I don’t agree that we can’t afford the luxury of a negative thought; “bad” thoughts and feelings can give us essential life guidance, including on quite primal survival issues, and can become a source of useful energy when we learn to work with them rather than succumb to them. However, I am firm in my conviction that we cannot afford the luxury of a negative mantra.
I hear good people who should know better bringing themselves down every day by saying things like:
“I’m too old”
“I’m a klutz”
“I don’t have the money to do what I want”
“My job sucks.”
“I can’t draw” (or write, or hang-glide, or speak in public)
I’m no good at…” (fill in the blank)
“I have no choice”
“It’s not up to me”
I also hear people harping negative beliefs about the world and the people around them in ways that limit possibility and invite bad experiences, because when we project bad expectations on the world, the world will respond in kind.
A negative mantra is a repetitive thought, that you energize by speaking in your mind or, worse still, out loud. Every time you repeat a mantra of this kind, you close doors in front of you and put yourself inside a box. You bring into operation that principle that Thoreau expressed very well: “A man who stands in his own way will find the whole world stands in his way.”
Go on like this, and you can help to generate the condition that is symbolized, for me, by the 5 of Swords in Tarot: mind-induced defeat. My personal name for this card is “Harpies Crapping On My Head”. The harpies in question are the parts of me that keep harping on thoughts and memories that bring me down.

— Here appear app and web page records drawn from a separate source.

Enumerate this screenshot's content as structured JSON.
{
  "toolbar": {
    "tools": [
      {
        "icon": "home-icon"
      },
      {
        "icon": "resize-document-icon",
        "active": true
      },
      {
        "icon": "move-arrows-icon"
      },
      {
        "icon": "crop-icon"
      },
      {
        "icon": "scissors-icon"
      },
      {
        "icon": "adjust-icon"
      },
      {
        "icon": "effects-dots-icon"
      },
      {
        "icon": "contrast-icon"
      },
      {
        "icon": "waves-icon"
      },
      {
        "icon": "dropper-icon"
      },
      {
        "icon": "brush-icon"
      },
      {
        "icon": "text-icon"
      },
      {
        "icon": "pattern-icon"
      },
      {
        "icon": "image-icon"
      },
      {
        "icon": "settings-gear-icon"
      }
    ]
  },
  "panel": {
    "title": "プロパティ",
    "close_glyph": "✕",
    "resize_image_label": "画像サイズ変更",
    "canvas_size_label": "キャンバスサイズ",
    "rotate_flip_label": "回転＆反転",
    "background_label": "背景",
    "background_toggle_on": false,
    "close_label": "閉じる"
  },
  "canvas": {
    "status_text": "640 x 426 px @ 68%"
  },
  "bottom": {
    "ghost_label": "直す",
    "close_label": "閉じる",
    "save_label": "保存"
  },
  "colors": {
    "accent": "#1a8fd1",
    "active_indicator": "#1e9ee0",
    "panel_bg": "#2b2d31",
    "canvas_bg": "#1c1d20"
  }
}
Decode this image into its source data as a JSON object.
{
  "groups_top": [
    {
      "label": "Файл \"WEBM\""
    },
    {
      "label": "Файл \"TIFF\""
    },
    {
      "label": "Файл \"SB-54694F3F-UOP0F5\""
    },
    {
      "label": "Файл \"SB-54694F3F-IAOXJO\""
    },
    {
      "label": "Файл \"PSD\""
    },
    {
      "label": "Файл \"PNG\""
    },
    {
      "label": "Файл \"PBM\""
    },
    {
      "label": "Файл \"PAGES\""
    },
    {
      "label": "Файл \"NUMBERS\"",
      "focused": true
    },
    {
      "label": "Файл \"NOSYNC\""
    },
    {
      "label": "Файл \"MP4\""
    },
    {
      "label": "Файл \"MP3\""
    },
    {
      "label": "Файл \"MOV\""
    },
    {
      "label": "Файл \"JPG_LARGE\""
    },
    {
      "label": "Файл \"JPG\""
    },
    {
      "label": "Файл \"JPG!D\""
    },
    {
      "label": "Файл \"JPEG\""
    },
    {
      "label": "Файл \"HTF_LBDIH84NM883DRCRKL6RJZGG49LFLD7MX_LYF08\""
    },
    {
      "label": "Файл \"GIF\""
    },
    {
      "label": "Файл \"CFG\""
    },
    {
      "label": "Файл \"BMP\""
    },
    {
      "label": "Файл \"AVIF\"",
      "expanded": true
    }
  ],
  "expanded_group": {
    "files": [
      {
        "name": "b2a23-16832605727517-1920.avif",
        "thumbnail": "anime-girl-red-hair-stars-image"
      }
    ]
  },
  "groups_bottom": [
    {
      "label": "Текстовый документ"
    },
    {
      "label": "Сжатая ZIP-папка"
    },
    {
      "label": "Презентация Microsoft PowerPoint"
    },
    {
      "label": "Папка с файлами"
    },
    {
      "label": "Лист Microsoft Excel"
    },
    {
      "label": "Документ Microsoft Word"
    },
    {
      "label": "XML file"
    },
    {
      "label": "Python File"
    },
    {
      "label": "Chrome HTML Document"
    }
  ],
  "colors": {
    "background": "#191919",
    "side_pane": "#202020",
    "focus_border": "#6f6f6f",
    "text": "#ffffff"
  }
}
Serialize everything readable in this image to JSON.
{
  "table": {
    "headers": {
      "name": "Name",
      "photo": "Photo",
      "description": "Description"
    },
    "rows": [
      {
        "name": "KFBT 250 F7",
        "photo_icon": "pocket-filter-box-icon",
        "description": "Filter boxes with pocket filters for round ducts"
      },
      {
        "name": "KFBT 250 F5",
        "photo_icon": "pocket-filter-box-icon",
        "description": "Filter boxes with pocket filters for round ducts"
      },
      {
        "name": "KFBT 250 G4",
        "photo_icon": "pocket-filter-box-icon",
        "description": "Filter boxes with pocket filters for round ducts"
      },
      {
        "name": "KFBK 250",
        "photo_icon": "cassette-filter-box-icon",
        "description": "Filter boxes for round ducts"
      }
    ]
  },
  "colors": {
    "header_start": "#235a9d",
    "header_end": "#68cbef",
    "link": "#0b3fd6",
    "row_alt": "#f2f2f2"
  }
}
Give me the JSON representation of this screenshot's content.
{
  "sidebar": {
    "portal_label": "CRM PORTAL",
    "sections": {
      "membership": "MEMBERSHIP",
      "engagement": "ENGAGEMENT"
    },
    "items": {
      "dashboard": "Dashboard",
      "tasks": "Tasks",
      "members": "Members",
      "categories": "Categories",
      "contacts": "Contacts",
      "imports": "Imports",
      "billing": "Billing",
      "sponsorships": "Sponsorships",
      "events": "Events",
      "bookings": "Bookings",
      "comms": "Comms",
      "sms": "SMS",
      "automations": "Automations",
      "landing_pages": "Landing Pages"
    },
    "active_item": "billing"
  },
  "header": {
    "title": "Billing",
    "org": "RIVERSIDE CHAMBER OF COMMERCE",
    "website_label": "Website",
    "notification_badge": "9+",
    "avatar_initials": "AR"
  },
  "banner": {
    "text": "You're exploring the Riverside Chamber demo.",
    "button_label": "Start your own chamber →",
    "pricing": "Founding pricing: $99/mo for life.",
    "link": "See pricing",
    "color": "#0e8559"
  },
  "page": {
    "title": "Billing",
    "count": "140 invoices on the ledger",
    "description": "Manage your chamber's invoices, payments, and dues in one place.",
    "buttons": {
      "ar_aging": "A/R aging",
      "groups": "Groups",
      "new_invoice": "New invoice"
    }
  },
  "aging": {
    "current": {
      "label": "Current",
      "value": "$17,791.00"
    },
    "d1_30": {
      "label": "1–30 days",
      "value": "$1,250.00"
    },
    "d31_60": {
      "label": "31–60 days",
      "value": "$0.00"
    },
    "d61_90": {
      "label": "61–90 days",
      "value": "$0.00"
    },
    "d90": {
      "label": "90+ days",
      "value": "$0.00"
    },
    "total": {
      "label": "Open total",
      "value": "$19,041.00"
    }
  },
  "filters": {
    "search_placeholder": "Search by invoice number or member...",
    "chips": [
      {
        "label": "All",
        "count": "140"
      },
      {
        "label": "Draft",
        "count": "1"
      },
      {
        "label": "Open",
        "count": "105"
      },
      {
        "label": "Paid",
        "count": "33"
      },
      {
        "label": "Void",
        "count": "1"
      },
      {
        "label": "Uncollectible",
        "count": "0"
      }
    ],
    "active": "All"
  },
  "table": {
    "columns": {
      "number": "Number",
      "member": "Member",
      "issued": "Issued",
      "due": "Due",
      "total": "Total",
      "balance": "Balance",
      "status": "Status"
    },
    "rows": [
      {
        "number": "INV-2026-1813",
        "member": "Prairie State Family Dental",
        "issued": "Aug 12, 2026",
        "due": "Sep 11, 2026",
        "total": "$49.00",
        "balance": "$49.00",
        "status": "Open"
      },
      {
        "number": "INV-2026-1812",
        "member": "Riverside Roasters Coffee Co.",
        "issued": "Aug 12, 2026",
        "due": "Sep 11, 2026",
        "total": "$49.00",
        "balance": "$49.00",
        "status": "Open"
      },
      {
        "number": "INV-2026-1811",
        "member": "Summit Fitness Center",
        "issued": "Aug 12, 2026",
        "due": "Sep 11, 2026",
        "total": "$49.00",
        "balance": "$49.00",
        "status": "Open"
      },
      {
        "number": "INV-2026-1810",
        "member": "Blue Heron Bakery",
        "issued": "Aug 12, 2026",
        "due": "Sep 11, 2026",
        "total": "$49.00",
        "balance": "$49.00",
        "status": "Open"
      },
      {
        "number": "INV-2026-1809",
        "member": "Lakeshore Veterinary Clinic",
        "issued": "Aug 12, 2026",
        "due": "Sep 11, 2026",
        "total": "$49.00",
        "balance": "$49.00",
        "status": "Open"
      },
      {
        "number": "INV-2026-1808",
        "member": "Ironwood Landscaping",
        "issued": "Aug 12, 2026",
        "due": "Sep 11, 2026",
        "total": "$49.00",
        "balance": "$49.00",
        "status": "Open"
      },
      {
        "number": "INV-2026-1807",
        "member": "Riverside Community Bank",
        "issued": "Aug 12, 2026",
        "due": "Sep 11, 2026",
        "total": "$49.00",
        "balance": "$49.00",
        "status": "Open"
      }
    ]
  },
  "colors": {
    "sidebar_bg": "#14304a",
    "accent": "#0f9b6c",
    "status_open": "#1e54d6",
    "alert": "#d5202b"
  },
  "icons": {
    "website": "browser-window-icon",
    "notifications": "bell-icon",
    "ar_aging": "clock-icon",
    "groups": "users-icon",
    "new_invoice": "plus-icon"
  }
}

I recommend the following: Every time you catch yourself – or a friend catches you – committing a negative mantra, spit it out. I mean literally. Go outside, or into the bathroom, and get it out in a way that your body can believe. We hold experiences and beliefs in our bodies, so somatic release may be essential and of course to do a thorough job of that you may want to go beyond expectorating. But spitting it out is something you can do almost anywhere, any time. In my workshops, I send people outside to do it when we catch them committing a negative mantra. Newcomers are sometimes thunderstruck and disbelieving when they receive the instruction, but they are almost always lighter and freer and happier after they have followed it.